The committee’s larger report emphasized the importance of phonological awareness—not to be confused with phonics. When children achieve phonological awareness, they are able to think about how words sound, apart from what words mean. For example, they appreciate that the word “kitchen” has two spoken parts (syllables), that the word “bed” rhymes with “bread,” and that the words “cat” and “king” begin with the same sound. Children can and should develop some degree of phonological awareness in the preschool years, because it is a crucial early step toward understanding the alphabetic principle and, ultimately, toward learning to read.
Another necessary circumstance for reading success is, of course, excellent reading instruction once children begin school. Although there is no single reading program out there to solve all problems, we do know that the most
Reading Instruction in Kindergarten Through Third Grade
Recommendations on the mechanics of reading:
Recommendations on comprehension:
Recommendations on writing:
Recommendations on reading practices and motivation:
Adapted from Preventing Reading Difficulties in Young Children (National Academy Press, 1998)
effective programs share certain common features.
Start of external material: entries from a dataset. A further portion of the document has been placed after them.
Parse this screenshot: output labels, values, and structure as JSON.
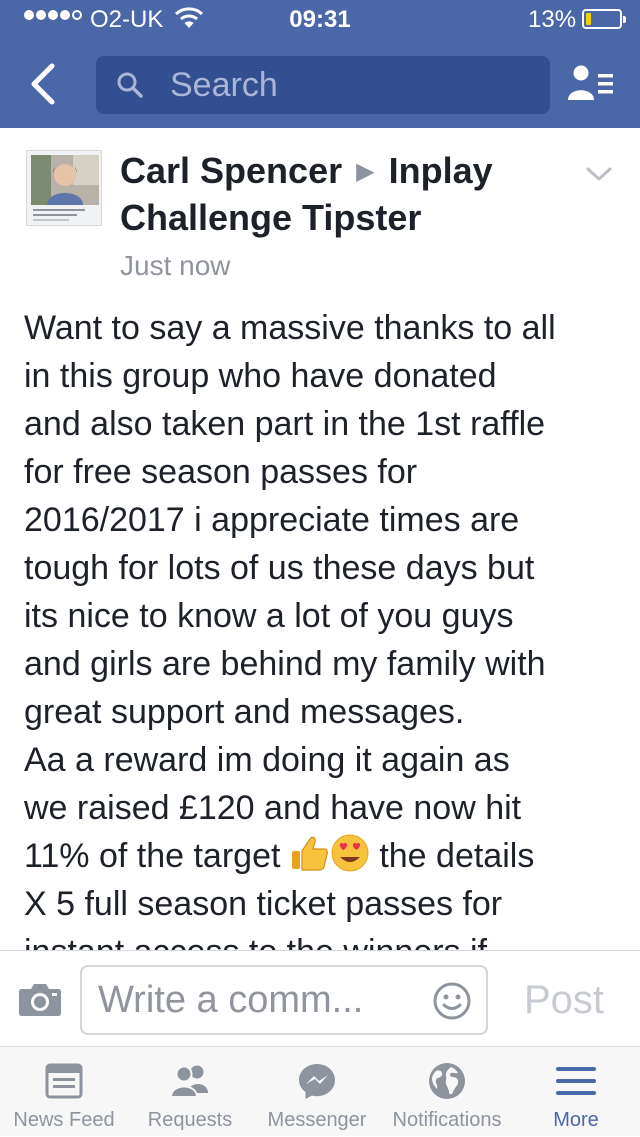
{
  "status_bar": {
    "carrier": "O2-UK",
    "time": "09:31",
    "battery_percent": "13%",
    "battery_level": 0.13,
    "signal_bars": 4,
    "signal_max": 5
  },
  "nav": {
    "search_placeholder": "Search",
    "icons": [
      "back-chevron-icon",
      "search-icon",
      "friends-list-icon"
    ]
  },
  "post": {
    "author": "Carl Spencer",
    "separator": "▶",
    "group": "Inplay Challenge Tipster",
    "timestamp": "Just now",
    "body_lines": [
      "Want to say a massive thanks to all",
      "in this group who have donated",
      "and also taken part in the 1st raffle",
      "for free season passes for",
      "2016/2017 i appreciate times are",
      "tough for lots of us these days but",
      "its nice to know a lot of you guys",
      "and girls are behind my family with",
      "great support and messages.",
      "Aa a reward im doing it again as",
      "we raised £120 and have now hit"
    ],
    "line12_before_emoji": "11% of the target ",
    "line12_after_emoji": " the details",
    "line13": "X 5 full season ticket passes for",
    "line14_partial": "instant access to the winners if",
    "emojis": [
      "thumbs-up-icon",
      "heart-eyes-icon"
    ]
  },
  "comment": {
    "placeholder": "Write a comm...",
    "post_label": "Post"
  },
  "tabs": [
    {
      "label": "News Feed",
      "icon": "news-feed-icon",
      "active": false
    },
    {
      "label": "Requests",
      "icon": "requests-icon",
      "active": false
    },
    {
      "label": "Messenger",
      "icon": "messenger-icon",
      "active": false
    },
    {
      "label": "Notifications",
      "icon": "notifications-globe-icon",
      "active": false
    },
    {
      "label": "More",
      "icon": "more-menu-icon",
      "active": true
    }
  ],
  "colors": {
    "brand_blue": "#4a67a8",
    "search_field": "#324f90",
    "active_tab": "#4a67a8",
    "inactive_tab": "#8d949e",
    "battery_fill": "#f5d000"
  }
}
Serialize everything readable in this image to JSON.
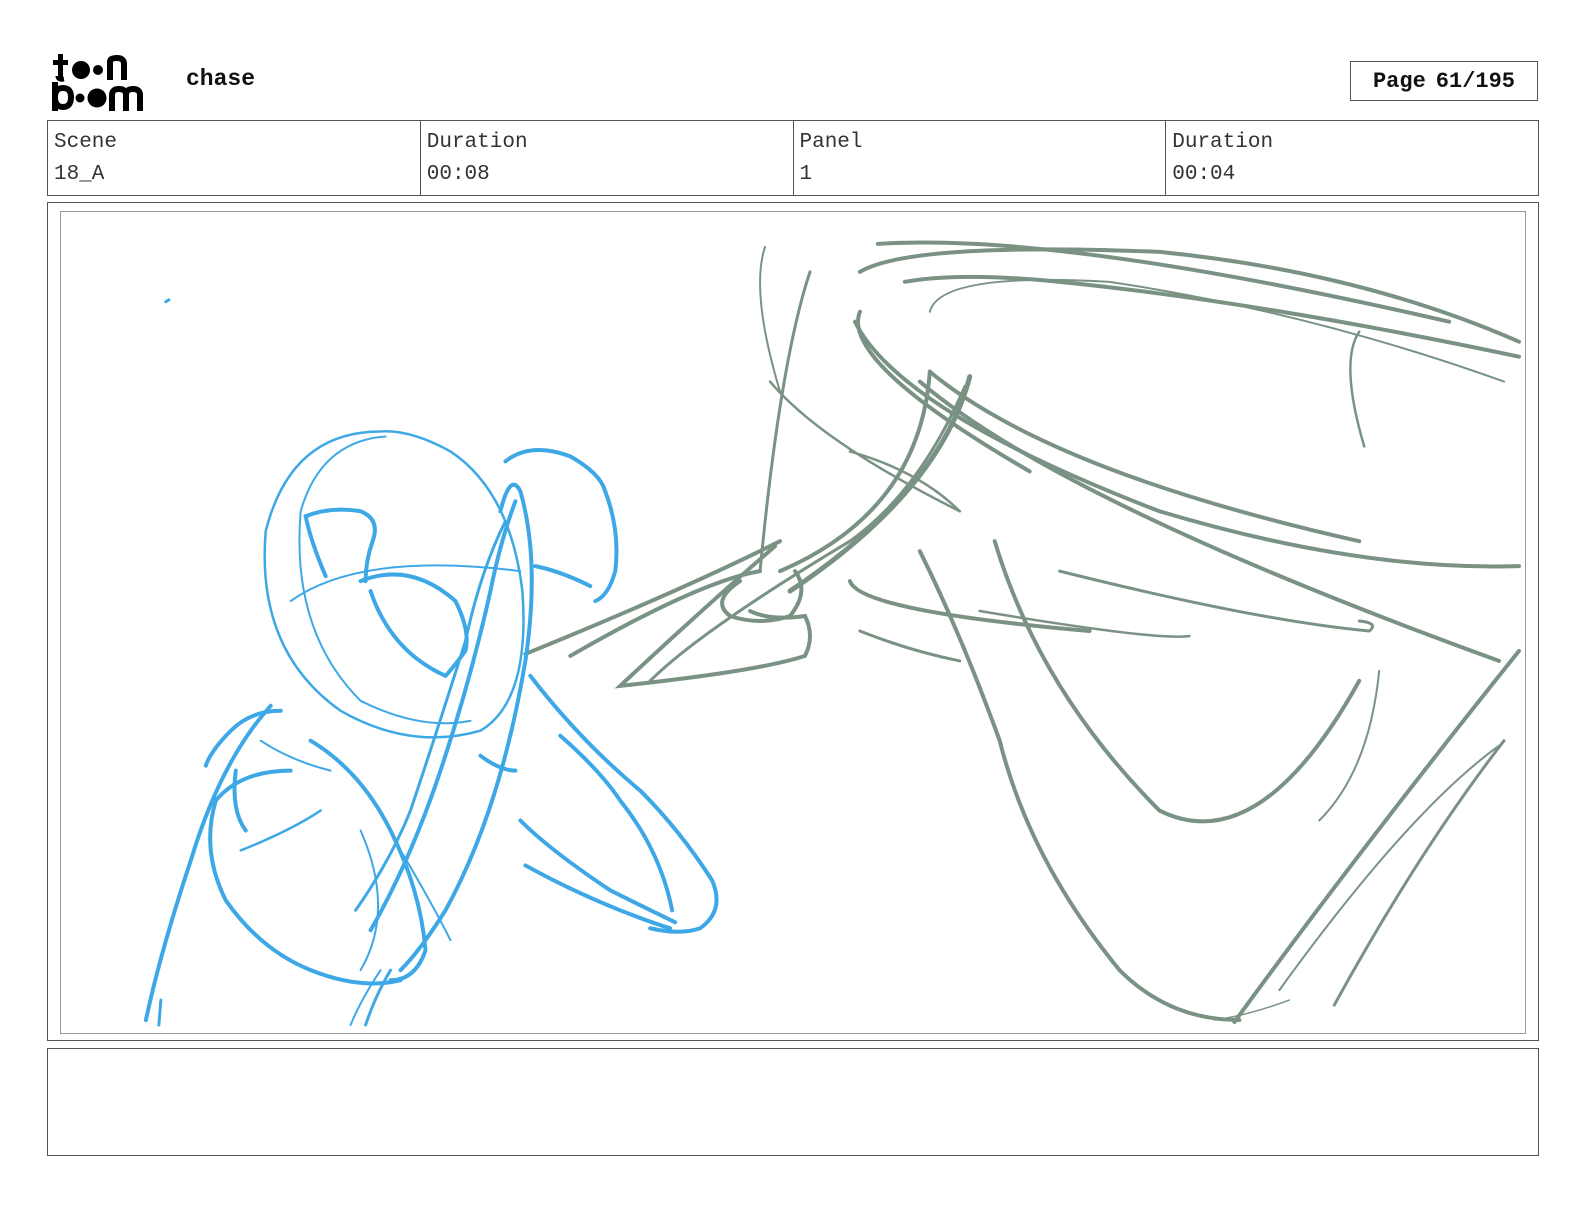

Formal instruction in reading needs to focus on the development of two sorts of mastery: word recognition and comprehension. In Preventing Reading Difficulties in Young Children (National Academy Press, 1998), we make recommendations for reading instruction for kindergarten through third grade. The concepts included in these recommendations, along with those relevant to preschoolers, toddlers, and babies, are those that we will clarify and illustrate throughout this book.
The majority of reading problems faced by today’s adolescents and adults could have been avoided or resolved in children’s early years. That is one reason why this book is partly addressed to policy makers, such as school superintendents, district leaders, and elected officials. If we, as a society, are to prevent
reading difficulties among the current generation of children in America, we must provide them with opportunities to:
explore the many uses and functions of written language and develop mastery of them,
understand, learn, and use the relationships between the spellings of words and the sounds of speech to recognize and spell written words,
practice and enhance vocabulary, language, and comprehension skills,
have adults read to them and discuss and react to the literature,
experience enthusiasm, joy, and success in learning to read and write,
use reading and writing as tools for learning,
receive effective prevention programs as early as possible if they are at risk of potential reading difficulties, and
receive effective intervention and remediation programs, well-integrated with their everyday classroom activities, as soon as they begin to have difficulty.
For the most high-risk children, enriched preschool environments and excellent primary grade instruction can be a deciding factor between success or failure that will follow them all their lives. That is why this book focuses mainly on early childhood environments and primary grade instruction. No time is as important, or as fleeting, as a child’s early years of life and schooling. Herein lies our greatest hope, and our most practical and effective opportunity for prevention.
Throughout the book we have tried to include the voices of a wide range of people—teachers, parents, pediatricians, volunteer tutors, and researchers. We also have provided vignettes of effective programs and interventions from around the country.